TASK TO CARRY OUT: Exactly as they appear, retype the lines from the one containing "Decode this image" through the final line of the data below. Leave pictures out.

______________________________

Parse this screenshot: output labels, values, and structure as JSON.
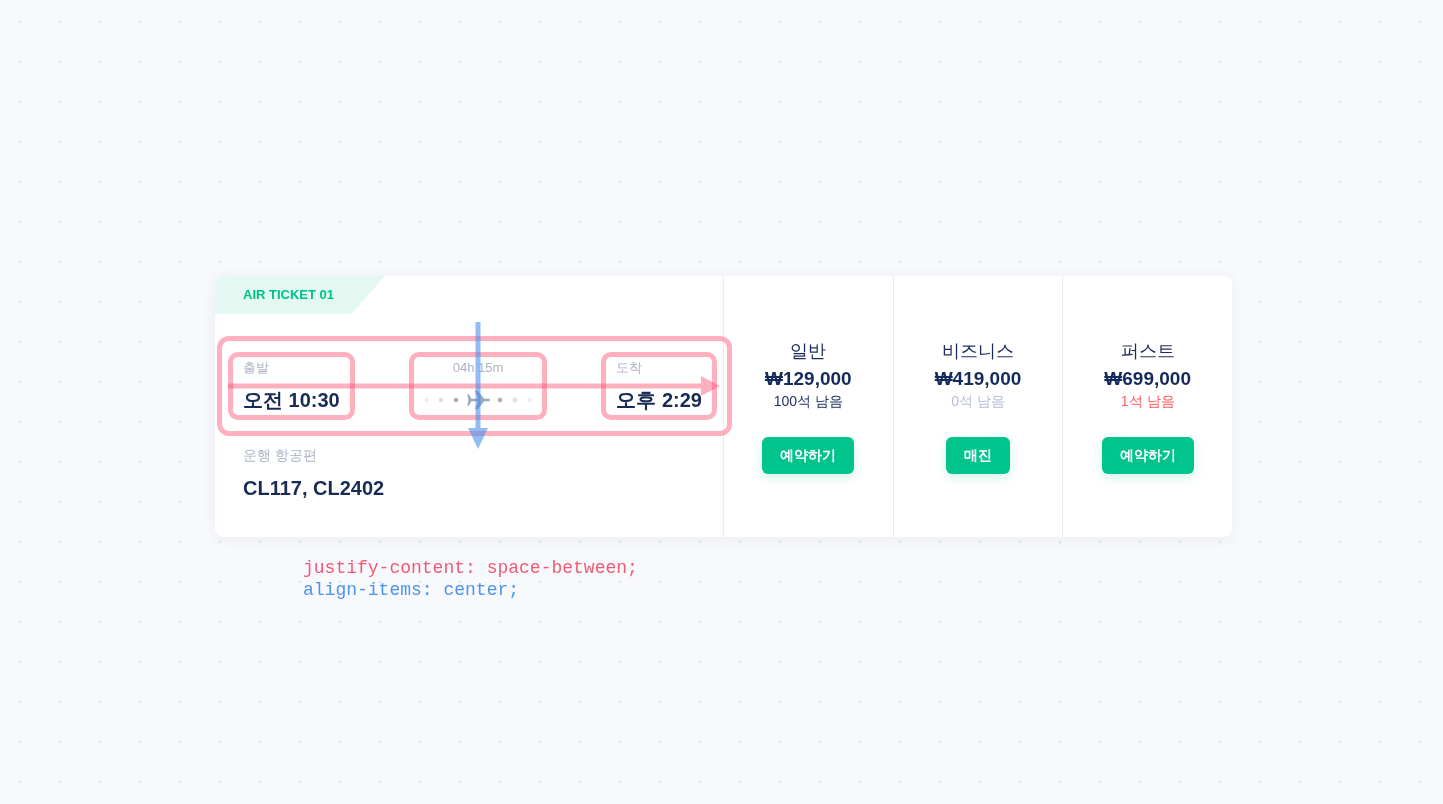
{
  "ticket": {
    "label": "AIR TICKET 01",
    "departure": {
      "label": "출발",
      "time": "오전 10:30"
    },
    "duration": "04h 15m",
    "arrival": {
      "label": "도착",
      "time": "오후 2:29"
    },
    "flights": {
      "label": "운행 항공편",
      "value": "CL117, CL2402"
    }
  },
  "fares": [
    {
      "name": "일반",
      "price": "₩129,000",
      "seats": {
        "text": "100석 남음",
        "color": "#1d2d5c"
      },
      "button": "예약하기"
    },
    {
      "name": "비즈니스",
      "price": "₩419,000",
      "seats": {
        "text": "0석 남음",
        "color": "#b4bfd4"
      },
      "button": "매진"
    },
    {
      "name": "퍼스트",
      "price": "₩699,000",
      "seats": {
        "text": "1석 남음",
        "color": "#ff5a5f"
      },
      "button": "예약하기"
    }
  ],
  "code_lines": [
    {
      "text": "justify-content: space-between;",
      "color": "#f25a74"
    },
    {
      "text": "align-items: center;",
      "color": "#4d94ec"
    }
  ]
}
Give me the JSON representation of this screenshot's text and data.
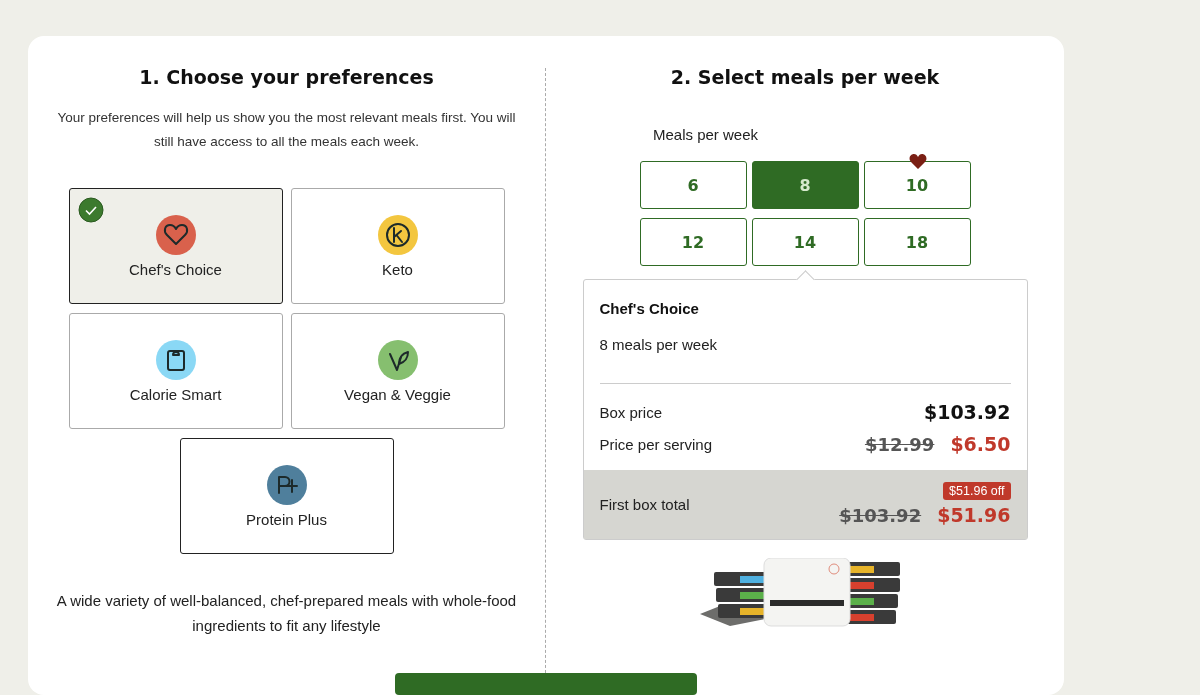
{
  "preferences": {
    "title": "1. Choose your preferences",
    "description": "Your preferences will help us show you the most relevant meals first. You will still have access to all the meals each week.",
    "options": [
      {
        "label": "Chef's Choice",
        "kind": "heart",
        "color": "#d9614c",
        "selected": true
      },
      {
        "label": "Keto",
        "kind": "keto",
        "color": "#f3c63f",
        "selected": false
      },
      {
        "label": "Calorie Smart",
        "kind": "scale",
        "color": "#8ad8f5",
        "selected": false
      },
      {
        "label": "Vegan & Veggie",
        "kind": "leaf",
        "color": "#86bf6f",
        "selected": false
      },
      {
        "label": "Protein Plus",
        "kind": "protein",
        "color": "#4f7f9c",
        "selected": false
      }
    ],
    "summary": "A wide variety of well-balanced, chef-prepared meals with whole-food ingredients to fit any lifestyle"
  },
  "meals": {
    "title": "2. Select meals per week",
    "label": "Meals per week",
    "options": [
      {
        "label": "6",
        "selected": false,
        "favorite": false
      },
      {
        "label": "8",
        "selected": true,
        "favorite": false
      },
      {
        "label": "10",
        "selected": false,
        "favorite": true
      },
      {
        "label": "12",
        "selected": false,
        "favorite": false
      },
      {
        "label": "14",
        "selected": false,
        "favorite": false
      },
      {
        "label": "18",
        "selected": false,
        "favorite": false
      }
    ],
    "summary": {
      "plan": "Chef's Choice",
      "meals": "8 meals per week",
      "rows": [
        {
          "label": "Box price",
          "price": "$103.92"
        },
        {
          "label": "Price per serving",
          "old_price": "$12.99",
          "price": "$6.50"
        }
      ],
      "total": {
        "label": "First box total",
        "badge": "$51.96 off",
        "old_price": "$103.92",
        "price": "$51.96"
      }
    }
  }
}
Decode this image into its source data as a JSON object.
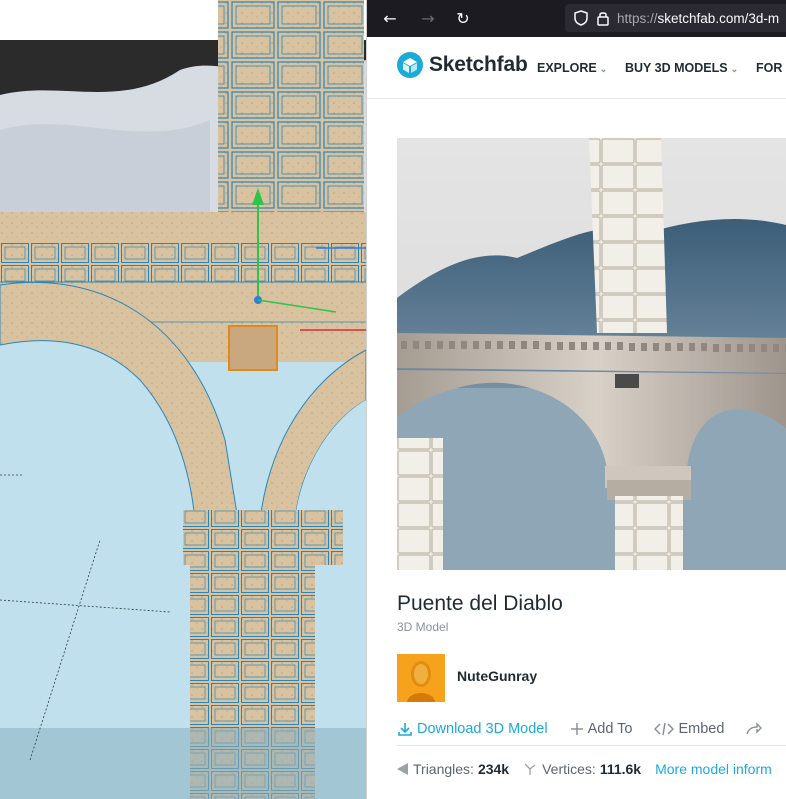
{
  "browser": {
    "url_proto": "https://",
    "url_rest": "sketchfab.com/3d-m",
    "back_icon": "back-arrow-icon",
    "forward_icon": "forward-arrow-icon",
    "reload_icon": "reload-icon"
  },
  "header": {
    "brand": "Sketchfab",
    "nav": [
      {
        "label": "EXPLORE"
      },
      {
        "label": "BUY 3D MODELS"
      },
      {
        "label": "FOR B"
      }
    ]
  },
  "model": {
    "title": "Puente del Diablo",
    "subtitle": "3D Model",
    "author": "NuteGunray"
  },
  "actions": {
    "download": "Download 3D Model",
    "add_to": "Add To",
    "embed": "Embed"
  },
  "stats": {
    "triangles_label": "Triangles:",
    "triangles_value": "234k",
    "vertices_label": "Vertices:",
    "vertices_value": "111.6k",
    "more_info": "More model inform"
  },
  "colors": {
    "accent": "#1caad9",
    "dark_text": "#1e2b33",
    "browser_chrome": "#1c1b22"
  }
}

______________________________

RESPONSE AREA:
Decode this image into its source data as a JSON object.
{
  "browser": {
    "url_proto": "https://",
    "url_rest": "sketchfab.com/3d-m",
    "back_icon": "back-arrow-icon",
    "forward_icon": "forward-arrow-icon",
    "reload_icon": "reload-icon"
  },
  "header": {
    "brand": "Sketchfab",
    "nav": [
      {
        "label": "EXPLORE"
      },
      {
        "label": "BUY 3D MODELS"
      },
      {
        "label": "FOR B"
      }
    ]
  },
  "model": {
    "title": "Puente del Diablo",
    "subtitle": "3D Model",
    "author": "NuteGunray"
  },
  "actions": {
    "download": "Download 3D Model",
    "add_to": "Add To",
    "embed": "Embed"
  },
  "stats": {
    "triangles_label": "Triangles:",
    "triangles_value": "234k",
    "vertices_label": "Vertices:",
    "vertices_value": "111.6k",
    "more_info": "More model inform"
  },
  "colors": {
    "accent": "#1caad9",
    "dark_text": "#1e2b33",
    "browser_chrome": "#1c1b22"
  }
}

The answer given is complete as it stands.